[Supplied data Boundary: Start]

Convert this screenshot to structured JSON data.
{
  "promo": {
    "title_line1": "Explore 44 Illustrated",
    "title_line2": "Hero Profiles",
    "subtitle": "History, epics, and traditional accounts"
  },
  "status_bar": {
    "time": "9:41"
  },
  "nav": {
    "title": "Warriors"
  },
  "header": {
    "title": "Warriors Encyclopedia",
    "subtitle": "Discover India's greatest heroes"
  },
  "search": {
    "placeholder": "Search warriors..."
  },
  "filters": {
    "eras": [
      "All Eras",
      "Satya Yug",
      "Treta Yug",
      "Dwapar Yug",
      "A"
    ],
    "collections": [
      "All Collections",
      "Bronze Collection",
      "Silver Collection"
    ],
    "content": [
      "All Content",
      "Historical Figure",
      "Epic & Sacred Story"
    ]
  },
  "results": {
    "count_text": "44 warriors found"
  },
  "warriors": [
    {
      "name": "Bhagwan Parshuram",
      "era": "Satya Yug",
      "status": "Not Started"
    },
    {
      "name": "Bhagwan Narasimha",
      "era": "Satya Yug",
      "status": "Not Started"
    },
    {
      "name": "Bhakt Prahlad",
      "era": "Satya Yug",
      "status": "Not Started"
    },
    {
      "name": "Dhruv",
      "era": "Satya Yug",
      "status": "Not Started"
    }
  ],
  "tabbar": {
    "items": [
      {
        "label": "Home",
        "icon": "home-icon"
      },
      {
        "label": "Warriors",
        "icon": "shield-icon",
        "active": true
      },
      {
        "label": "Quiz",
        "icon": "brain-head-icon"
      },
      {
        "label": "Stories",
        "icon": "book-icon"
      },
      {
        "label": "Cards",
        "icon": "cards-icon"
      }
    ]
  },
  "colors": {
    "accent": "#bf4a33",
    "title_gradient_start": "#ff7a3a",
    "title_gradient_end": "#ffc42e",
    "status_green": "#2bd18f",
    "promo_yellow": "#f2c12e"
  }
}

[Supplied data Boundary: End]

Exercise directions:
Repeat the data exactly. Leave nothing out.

Task solution:
Convert this screenshot to structured JSON data.
{
  "promo": {
    "title_line1": "Explore 44 Illustrated",
    "title_line2": "Hero Profiles",
    "subtitle": "History, epics, and traditional accounts"
  },
  "status_bar": {
    "time": "9:41"
  },
  "nav": {
    "title": "Warriors"
  },
  "header": {
    "title": "Warriors Encyclopedia",
    "subtitle": "Discover India's greatest heroes"
  },
  "search": {
    "placeholder": "Search warriors..."
  },
  "filters": {
    "eras": [
      "All Eras",
      "Satya Yug",
      "Treta Yug",
      "Dwapar Yug",
      "A"
    ],
    "collections": [
      "All Collections",
      "Bronze Collection",
      "Silver Collection"
    ],
    "content": [
      "All Content",
      "Historical Figure",
      "Epic & Sacred Story"
    ]
  },
  "results": {
    "count_text": "44 warriors found"
  },
  "warriors": [
    {
      "name": "Bhagwan Parshuram",
      "era": "Satya Yug",
      "status": "Not Started"
    },
    {
      "name": "Bhagwan Narasimha",
      "era": "Satya Yug",
      "status": "Not Started"
    },
    {
      "name": "Bhakt Prahlad",
      "era": "Satya Yug",
      "status": "Not Started"
    },
    {
      "name": "Dhruv",
      "era": "Satya Yug",
      "status": "Not Started"
    }
  ],
  "tabbar": {
    "items": [
      {
        "label": "Home",
        "icon": "home-icon"
      },
      {
        "label": "Warriors",
        "icon": "shield-icon",
        "active": true
      },
      {
        "label": "Quiz",
        "icon": "brain-head-icon"
      },
      {
        "label": "Stories",
        "icon": "book-icon"
      },
      {
        "label": "Cards",
        "icon": "cards-icon"
      }
    ]
  },
  "colors": {
    "accent": "#bf4a33",
    "title_gradient_start": "#ff7a3a",
    "title_gradient_end": "#ffc42e",
    "status_green": "#2bd18f",
    "promo_yellow": "#f2c12e"
  }
}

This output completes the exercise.